I want to share some thoughts on what I think is one of the best comics being published by DC at the moment: Manhunter. I was in the store today telling Tug that I would love to see a meeting between Kate Spencer and another of my favorite DC characters of recent years Sasha Bordeaux. I get to home to read this months issue of Manhunter and who shows up? Sasha Bordeaux! Were they reading my mind? That’s eerie. This comic literally gave me exactly what I wanted! I hope all of you reading this are picking up Manhunter because it’s a terrific book and sadly overlooked. It was cancelled earlier this year and then given a reprieve due to enthusiastic fans writing DC. I wasn’t one of them but I’m glad for their efforts.

If you aren’t reading and/or are completely unfamiliar Manhunter is a divorced single mom named Kate Spencer who works as an attorney. Busy as this keeps her she is also a costumed vigilante named, you guessed it, Manhunter. The character Manhunter has been with DC since the Golden Age though Kate Spencer is a relatively new character created by Marc Andreyko and Jesus Saiz. There are many things I like about this series such as making elements of the DCU from the nineties that were not very popular or are generally not highly regarded cool aspects of the book. There is one courtroom scene where a defense attorney asks Hawkman which version of Hawkman he is and how he works and Hawkman can’t answer him! Cameron Chase, the Darkstars, and Azreal are all nineties characters that pop up at some point. I found myself blown away by the most recent issue when former Manhunter, Mark Shaw is taken to the castle of the Knights of the Order of Saint Dumas. I actually said, “oh, shit. It’s the Order of Saint Dumas!” as I was reading. And I meant that in a good way not in the, “oh, shit. It’s the Order of Saint Dumas” way I said it around 1996 when the Order of Saint Dumas seemed the pinnacle of lameness.

Manhunter also reminds me in some ways of what may be my favorite comic series of all time, the nineties Starman series. Starman took a character that had been around forever in several incarnations and tied them together and streamlined the legacy while at the same time creating a new compelling character, Jack Knight. (I’ll probably get around to talking about Starman more at some point in the future). Andreyko ties together the Manhunter legacy a bit differently than Starman did but still very effectively. He kills most of them off. Also like Starman Kate is tied into DC history with family connections. She is the granddaughter of Iron Munro and Sandra Knight and cousin to Jack Knight himself.

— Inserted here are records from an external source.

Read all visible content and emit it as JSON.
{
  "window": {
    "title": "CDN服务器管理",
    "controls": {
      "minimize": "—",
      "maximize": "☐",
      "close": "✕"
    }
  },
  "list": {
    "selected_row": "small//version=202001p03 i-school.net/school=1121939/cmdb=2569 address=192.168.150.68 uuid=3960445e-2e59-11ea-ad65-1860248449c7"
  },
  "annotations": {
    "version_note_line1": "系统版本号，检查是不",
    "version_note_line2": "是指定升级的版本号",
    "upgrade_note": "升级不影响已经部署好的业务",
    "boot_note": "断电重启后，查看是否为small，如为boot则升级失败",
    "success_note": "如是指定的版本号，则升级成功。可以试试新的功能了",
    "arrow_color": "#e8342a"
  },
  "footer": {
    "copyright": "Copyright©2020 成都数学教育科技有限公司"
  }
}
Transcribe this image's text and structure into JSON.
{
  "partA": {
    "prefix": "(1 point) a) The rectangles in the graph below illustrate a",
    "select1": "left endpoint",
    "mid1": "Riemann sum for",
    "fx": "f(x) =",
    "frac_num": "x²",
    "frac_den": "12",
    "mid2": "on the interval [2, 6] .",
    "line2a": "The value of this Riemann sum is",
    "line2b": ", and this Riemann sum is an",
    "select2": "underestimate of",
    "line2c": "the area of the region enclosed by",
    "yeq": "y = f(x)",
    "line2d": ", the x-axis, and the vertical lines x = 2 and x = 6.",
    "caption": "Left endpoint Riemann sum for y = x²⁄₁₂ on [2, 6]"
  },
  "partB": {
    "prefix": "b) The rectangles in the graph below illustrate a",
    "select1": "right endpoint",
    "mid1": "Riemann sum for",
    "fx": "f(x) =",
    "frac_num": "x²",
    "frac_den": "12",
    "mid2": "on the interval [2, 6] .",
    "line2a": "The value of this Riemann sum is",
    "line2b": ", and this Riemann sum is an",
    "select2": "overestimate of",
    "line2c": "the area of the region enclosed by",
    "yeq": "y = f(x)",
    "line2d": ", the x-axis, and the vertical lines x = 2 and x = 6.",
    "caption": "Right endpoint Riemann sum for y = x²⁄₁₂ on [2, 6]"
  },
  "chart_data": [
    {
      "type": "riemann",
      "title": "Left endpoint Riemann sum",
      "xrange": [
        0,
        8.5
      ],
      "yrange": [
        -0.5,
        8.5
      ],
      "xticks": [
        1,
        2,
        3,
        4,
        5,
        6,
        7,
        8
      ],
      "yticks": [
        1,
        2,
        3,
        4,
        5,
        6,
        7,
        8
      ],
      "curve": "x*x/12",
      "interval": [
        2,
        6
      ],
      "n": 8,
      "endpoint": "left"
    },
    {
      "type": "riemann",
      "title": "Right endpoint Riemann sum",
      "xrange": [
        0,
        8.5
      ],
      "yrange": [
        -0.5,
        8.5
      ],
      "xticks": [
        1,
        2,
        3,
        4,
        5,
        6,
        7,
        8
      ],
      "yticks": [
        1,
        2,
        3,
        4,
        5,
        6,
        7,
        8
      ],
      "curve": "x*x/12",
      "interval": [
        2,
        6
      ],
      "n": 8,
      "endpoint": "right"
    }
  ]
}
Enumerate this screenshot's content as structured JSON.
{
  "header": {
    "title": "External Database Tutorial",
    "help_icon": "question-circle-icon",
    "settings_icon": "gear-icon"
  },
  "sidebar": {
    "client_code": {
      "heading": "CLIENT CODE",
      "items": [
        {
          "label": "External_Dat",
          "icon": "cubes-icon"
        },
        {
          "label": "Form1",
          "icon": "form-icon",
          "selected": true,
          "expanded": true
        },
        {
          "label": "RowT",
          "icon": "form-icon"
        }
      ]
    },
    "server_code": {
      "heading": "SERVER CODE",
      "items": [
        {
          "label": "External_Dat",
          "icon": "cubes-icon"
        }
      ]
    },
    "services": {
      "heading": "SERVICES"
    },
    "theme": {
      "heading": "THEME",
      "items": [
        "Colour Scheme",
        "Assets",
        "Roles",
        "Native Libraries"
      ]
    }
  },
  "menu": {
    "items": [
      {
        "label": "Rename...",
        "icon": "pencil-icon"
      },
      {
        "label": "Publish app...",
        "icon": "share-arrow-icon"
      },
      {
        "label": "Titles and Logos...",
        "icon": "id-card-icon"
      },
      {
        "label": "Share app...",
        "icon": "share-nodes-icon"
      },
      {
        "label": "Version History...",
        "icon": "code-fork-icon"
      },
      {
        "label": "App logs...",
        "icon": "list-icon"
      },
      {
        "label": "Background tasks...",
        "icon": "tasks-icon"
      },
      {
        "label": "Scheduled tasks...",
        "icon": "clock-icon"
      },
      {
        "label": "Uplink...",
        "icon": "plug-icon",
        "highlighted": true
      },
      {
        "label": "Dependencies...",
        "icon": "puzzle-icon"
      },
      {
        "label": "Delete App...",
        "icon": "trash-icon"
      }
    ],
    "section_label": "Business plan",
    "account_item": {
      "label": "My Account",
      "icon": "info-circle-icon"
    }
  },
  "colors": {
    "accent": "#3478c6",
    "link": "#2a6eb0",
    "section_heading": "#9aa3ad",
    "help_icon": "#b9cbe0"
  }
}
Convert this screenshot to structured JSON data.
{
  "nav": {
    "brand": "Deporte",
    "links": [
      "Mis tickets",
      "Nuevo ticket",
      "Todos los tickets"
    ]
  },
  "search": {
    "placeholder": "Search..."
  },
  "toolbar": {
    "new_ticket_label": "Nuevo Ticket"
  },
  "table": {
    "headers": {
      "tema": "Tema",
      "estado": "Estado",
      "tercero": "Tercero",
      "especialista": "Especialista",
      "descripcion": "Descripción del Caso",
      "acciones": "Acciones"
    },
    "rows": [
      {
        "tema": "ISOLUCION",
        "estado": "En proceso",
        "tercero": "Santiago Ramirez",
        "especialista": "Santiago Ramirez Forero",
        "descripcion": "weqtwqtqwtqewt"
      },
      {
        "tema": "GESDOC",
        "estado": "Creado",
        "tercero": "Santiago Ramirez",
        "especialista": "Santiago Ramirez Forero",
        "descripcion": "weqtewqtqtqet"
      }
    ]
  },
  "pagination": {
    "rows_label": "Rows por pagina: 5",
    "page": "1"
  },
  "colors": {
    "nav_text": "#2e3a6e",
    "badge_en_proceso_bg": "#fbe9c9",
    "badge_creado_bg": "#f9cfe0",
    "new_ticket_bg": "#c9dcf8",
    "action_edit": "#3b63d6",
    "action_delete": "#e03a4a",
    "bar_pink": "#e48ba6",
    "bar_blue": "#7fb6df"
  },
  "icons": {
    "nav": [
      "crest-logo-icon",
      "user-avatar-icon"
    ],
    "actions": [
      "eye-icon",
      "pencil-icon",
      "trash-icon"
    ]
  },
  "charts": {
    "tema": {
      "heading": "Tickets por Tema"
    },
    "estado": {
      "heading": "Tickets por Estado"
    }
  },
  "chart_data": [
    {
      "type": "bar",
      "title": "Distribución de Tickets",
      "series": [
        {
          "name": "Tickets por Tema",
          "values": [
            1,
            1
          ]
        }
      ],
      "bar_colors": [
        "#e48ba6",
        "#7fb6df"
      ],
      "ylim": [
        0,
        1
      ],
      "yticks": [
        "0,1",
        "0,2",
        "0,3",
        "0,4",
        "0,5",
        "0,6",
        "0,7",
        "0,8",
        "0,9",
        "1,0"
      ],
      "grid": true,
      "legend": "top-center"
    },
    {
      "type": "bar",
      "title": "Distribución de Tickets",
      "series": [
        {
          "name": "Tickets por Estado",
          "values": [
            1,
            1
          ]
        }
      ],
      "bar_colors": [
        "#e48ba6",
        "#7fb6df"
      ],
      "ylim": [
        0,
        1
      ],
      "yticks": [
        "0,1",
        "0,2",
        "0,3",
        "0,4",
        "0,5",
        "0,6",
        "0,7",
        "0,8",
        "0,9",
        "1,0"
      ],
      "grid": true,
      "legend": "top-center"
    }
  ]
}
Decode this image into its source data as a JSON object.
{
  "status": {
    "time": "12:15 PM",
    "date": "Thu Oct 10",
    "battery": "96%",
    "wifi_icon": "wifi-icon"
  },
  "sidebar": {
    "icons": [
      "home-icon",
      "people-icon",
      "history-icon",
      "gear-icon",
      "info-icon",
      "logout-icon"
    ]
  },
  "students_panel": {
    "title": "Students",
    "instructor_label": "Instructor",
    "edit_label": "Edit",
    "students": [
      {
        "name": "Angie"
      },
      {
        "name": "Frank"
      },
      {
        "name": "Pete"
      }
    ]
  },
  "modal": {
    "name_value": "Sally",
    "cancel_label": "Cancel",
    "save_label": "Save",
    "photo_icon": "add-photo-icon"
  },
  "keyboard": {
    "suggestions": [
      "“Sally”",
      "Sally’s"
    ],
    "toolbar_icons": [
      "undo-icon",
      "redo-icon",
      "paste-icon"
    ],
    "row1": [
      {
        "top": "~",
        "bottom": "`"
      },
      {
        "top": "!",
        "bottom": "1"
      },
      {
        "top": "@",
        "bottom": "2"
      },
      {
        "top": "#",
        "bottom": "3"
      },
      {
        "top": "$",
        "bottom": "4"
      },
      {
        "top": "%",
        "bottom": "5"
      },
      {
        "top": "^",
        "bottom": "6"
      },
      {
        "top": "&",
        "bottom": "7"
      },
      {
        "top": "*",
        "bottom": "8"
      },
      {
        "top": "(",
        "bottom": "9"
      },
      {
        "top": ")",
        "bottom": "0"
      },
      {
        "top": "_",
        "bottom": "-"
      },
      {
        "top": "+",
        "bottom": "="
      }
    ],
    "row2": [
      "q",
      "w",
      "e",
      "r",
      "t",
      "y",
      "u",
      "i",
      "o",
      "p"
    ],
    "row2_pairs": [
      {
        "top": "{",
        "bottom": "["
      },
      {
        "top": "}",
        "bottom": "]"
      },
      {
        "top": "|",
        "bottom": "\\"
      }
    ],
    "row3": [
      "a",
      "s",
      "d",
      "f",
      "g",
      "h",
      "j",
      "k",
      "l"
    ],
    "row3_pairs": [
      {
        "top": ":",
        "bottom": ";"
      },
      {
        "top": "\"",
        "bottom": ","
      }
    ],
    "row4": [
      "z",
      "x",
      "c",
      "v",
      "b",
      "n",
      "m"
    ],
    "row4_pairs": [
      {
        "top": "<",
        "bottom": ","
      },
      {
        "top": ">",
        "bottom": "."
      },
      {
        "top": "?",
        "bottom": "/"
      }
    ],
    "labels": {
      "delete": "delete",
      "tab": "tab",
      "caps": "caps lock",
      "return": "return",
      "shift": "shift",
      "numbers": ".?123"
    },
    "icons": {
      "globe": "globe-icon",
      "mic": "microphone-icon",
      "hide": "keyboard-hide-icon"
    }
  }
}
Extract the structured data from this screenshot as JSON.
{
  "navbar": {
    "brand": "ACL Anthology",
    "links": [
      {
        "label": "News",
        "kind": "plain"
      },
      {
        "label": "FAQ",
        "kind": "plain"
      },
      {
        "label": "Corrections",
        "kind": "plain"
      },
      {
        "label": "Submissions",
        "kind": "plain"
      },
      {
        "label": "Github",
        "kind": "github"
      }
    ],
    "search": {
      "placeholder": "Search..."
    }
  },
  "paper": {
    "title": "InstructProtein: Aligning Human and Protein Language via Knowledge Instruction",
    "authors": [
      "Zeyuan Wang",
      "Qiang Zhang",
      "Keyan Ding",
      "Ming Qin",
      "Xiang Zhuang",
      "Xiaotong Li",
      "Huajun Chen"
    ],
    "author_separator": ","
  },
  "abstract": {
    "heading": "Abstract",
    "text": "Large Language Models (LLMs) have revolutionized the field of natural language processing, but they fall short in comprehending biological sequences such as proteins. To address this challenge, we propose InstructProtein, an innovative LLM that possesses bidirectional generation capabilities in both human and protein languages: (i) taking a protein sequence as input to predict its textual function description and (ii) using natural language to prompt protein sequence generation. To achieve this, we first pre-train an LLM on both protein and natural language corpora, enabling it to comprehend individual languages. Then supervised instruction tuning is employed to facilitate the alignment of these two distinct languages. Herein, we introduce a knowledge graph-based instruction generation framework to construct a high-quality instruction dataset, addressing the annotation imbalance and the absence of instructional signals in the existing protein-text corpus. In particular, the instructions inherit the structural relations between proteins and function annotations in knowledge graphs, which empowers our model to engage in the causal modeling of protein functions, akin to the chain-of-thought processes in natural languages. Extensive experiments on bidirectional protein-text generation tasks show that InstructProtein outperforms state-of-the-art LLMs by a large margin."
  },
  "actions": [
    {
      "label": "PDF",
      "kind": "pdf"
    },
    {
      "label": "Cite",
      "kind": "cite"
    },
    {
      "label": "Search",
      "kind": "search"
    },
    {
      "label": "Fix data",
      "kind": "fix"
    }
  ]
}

Yea!

There are many other reasons to love this book the main one being that it’s about an interesting character, with a solid supporting cast that presents a fresh and unusual perspective on superheroes.